Chris and Akiko look great despite the strange mechanical contraption behind them that was attached to their deck and which was used quite often by the window cleaners.
Group photo with fake Sicilian pizza girl... notice how her pizza does not even slide off the tray--she's magic ;). I do have to say that the photo ops and photographers were not the best on this ship. So uncharacteristic for cruise ships, the entertainment was not great either. My Mom kept saying maybe that is where they are cutting corners because of the economy--the photographers and the entertainment. Could be?
We had a nice leisurely bus ride along the coast of Sicily on our way to Taormina. Of course someone had to ask about where they filmed The Godfather (the answer is usually at a movie studio), but I guess they did film some scenes in a little village high on the hillside. The bus driver pointed out the village to us from way down on the highway both on the way to Taormina and on the way home.
Things NOT lacking in the country of Italy: fantastic fountains, awesome churches and really really tasty food!
In the above photo you have a lovely place for lunch with a view of a beautiful church... this is very common, but wonderfully relaxing none the less.
Taormina was full of narrow little alley ways, so clean and beautifully maintained as well as wonderful shops, lovely hotels and lots and lots of restaurants.

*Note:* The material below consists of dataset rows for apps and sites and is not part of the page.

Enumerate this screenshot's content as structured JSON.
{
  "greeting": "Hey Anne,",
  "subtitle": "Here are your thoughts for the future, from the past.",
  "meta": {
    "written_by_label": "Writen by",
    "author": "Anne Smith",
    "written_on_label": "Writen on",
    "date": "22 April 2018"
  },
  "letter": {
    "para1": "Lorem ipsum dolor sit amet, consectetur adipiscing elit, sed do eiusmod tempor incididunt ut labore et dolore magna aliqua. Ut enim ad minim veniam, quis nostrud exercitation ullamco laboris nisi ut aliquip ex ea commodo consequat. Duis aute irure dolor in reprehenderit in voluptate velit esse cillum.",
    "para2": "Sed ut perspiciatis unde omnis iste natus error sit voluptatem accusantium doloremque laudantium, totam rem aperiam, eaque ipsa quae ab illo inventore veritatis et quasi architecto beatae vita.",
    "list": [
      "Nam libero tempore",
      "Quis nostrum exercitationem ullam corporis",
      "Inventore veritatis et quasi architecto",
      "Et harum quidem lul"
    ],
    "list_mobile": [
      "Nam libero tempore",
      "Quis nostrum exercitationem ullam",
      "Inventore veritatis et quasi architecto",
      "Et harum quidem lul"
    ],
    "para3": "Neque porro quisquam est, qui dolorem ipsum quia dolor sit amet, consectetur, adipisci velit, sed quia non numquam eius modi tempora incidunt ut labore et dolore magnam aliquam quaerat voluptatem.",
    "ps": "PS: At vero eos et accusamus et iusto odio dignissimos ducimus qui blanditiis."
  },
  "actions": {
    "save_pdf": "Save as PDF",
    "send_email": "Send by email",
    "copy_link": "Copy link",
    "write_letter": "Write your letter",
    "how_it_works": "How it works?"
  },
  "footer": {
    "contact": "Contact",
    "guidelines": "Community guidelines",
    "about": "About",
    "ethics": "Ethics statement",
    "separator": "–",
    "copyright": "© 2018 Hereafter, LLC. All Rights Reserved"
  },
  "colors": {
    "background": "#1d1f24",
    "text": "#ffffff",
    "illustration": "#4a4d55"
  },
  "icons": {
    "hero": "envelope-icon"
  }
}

Taormina also has a gorgeous view of the sea from nearly every angle.
Taormina was colonized by the Greeks at the end of the 5th century BC and this beautiful Greek Theater remains. The theater has an amazing view of Mt. Etna, an active volcano as well as views of the town of Taormina and the sea surrounding it approximately 650 feet below.
They still use the amphitheater and it was being set up for a concert the day we were there. The picture below of the "boys" is taken from the top of the theater facing the opposite direction of Mt. Etna.
Taormina really had some nice shopping. Joey bought Julia a pair of turquoise rose earrings. There was beautiful pottery and linens, antiques, designer clothing and just about anything else you could imagine.
We stopped for lunch at a crowded little cafe that had air conditioning (sort of). Our tour guide had told us of a traditional Taorminian pasta dish with "macaroni" noodles (their macaroni noodles don't look much like ours) and eggplant, basil, tomato sauce and parmesan. I think I was the only one that ordered it. Michael ordered some simple but delicious pasta with fresh tomatoes, herbs and olive oil and his favorite, melon with proscuitto... a staple at every Italian restaurant.
Grammy ordered the pasta with clams:
This fountain (I am on the backside of it) was our meeting place to get back on the bus to head back to the cruise ship. As you can see, it was a gorgeous day however, it was hot. There was also a fire burning on the hillside, so there was quite a bit of smoke and ash in the air. We were ready to head back.
But... not before Joey got his Marzipan fruit. The kid is obsessed with Marzipan???
And all I wanted to try was Sicilian Cannoli. Yum!!!
I got the traditional Cannoli ONLY because I didn't see the CHOCOLATE kind until after I had made my purchase and there was no way I was going to talk anyone into eating all that Cannoli with me.
Traditional Cannoli on the left... the filling is so rich and delicious!
Below: The chocolate Cannoli I did not see until it was too late :(
Perhaps I will learn to make chocolate Cannoli??? Perhaps not.
Maybe there is a traditional Italian bakery in Portland. I will have to research it.
So the bus ride home was full of 'The Godfather' soundtrack music courtesy of our bus driver and lots of rich, delicious Sicilian pastries.
Leaving Sicily... the leaving part is always bittersweet.